CONTERMINOUS UNITED STATES
Status of Glacier Monitoring and the Remote Sensing Snow-and Ice-Data Base
in the Conterminous USA
Robert Krimmel, USGS
More glaciers are presently monitored in the conterminous USA than ever before. Most glaciers are in National Parks, and since the early 1990's the National Park Service has begun a program to monitor glaciers in the National Parks. In 1996, 4 glaciers in North Cascades NP were monitored for the 4th year with seasonal balance measurements and annual vertical photography. Two of these glaciers will continue to be monitored indefinitely. In Olympic National Park, the Blue glacier has been continuously monitored since 1958, primarily by the University of Washington, and present efforts are to continue simple seasonal balance measurements, and to determine ice volume changes between several mapped dates. At Mt. Rainier National Park sequential vertical photography is done about every 5 years to measured ice surface levels and terminus changes. A program to measure altitudes along 3 transverse profiles of Nisqually Glacier, begun in the early 1930's, is continuing. In Glacier National Park, vertical photography of all the glaciers is obtained every 3 years, and a GIS data base including all available information about the changes is size of the glaciers has been developed. In Yosemite, McClure Glacier data from 1968-1974 has been assembled for publication, and a volunteer program is ongoing to monitor a nearby glacier. The US Geological Survey is continuing a program begun in 1958 to monitor South Cascade Glacier in Washington State with seasonal mass balance measurements combined with meteorological and hydrological measurements.
The glaciers within the conterminous USA are scattered over a large area, and tend to be small. Most glaciers taken individually are insignificant, but these small glaciers are very important hydrologically when taken as a whole, and should not be ignored in glacier inventories. Because of the small size of these glaciers, the present synoptic remote sensing data from Landsat and SPOT are of marginal use for glacier monitoring. Recent satellite sensors with less than 15 m resolution have potential utility, as does a plethora of still-to-be released classified intelligence data. Presently, the most informative glacier data base is the USGS 7.5 minute (1:24,000 scale) topographic map set. Many of these maps are now 30-40 years old, and show the glaciers as they were at that time. Despite the passage of time, these maps are often the most accurate portrayal of the snow and ice available. More recent mapping-quality photography is sometimes available through the National High Altitude Photography program, or within other agencies archives (such as state Department of Natural Resources, or the Forest Service), but are often difficult to locate. The USGS Ice and Climate Project also has acquired a collection of vertical and oblique photographs of glaciers of western North America, which are indexed by glacier name, and spans a time of 1960-1996. Only a small portion of this collection has been used to produce new glacier maps. Glacier inventories, which are a compilation of all the snow and ice areas within a specified geographic area, have only been completed for the North Cascades of Washington. We presently can not give an area of snow and ice cover within most geographic areas simply because the inventories have never been completed. The data base exists, that being the previously mentioned topographic map series, combined with more recent photography which is usually available. A potentially extremely useful outfall from the topographic map series is a compilation of all snow and ice masses into a digital data base. Each snow patch could be defined by a polygon around its perimeter, with a low density digital elevation model of its topography, and geo-referenced with name (if there is one), latitude and longitude, date of the photography from which the map was made, and other relevant data. This would become a "snapshot" of snow and ice from several decades ago, would allow changes between that time and more recent measurements (whether aerial photography, satellite, or other means), and would allow simple searches and statistics to be used to make general statements concerning regional glacier areas. The glacier areas in the accumulation zone, which may change dramatically year-to-year, independently of the long-term "glacier fluctuation" change, must be "locked" to a specific value so that only the terminal changes are monitored. Snow and ice identification algorithms must be developed so that small changes in end-of-balance-year snow albedo, or other conditions that may artificially change the apparent area of snow or ice do not dominate results derived by massive processing of remote sensing data.

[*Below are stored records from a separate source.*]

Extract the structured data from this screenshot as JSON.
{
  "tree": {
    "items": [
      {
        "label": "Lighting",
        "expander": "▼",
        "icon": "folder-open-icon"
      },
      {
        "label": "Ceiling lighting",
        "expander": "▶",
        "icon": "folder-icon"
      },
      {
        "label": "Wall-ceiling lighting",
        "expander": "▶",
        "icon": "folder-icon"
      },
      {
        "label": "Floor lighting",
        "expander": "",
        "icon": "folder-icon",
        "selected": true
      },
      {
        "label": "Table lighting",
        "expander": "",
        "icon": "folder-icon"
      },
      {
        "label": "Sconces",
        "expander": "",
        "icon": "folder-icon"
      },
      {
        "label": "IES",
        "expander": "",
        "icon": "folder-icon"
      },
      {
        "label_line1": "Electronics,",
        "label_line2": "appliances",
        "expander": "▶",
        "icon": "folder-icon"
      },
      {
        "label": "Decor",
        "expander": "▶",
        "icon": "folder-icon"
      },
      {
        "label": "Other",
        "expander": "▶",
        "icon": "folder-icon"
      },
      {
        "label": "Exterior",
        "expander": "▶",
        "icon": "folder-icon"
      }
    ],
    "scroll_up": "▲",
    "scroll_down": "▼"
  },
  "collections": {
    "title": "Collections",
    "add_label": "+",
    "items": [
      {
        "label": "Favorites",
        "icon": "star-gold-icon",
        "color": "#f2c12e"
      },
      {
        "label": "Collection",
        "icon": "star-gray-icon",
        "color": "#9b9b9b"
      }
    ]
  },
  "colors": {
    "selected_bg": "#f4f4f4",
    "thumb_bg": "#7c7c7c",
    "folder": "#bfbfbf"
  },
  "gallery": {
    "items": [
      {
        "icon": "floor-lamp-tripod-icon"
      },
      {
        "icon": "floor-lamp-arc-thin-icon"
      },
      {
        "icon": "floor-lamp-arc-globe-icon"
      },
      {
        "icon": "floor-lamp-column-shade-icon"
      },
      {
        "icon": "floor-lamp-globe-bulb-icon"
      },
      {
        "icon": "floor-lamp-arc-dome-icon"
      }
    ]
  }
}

Careful analysis of the dual data set of topographic maps and recent aerial photography or other remote sensing material will allow the interim change in glacier area to be measured, and will supply vital global change measurements. [an error occurred while processing this directive]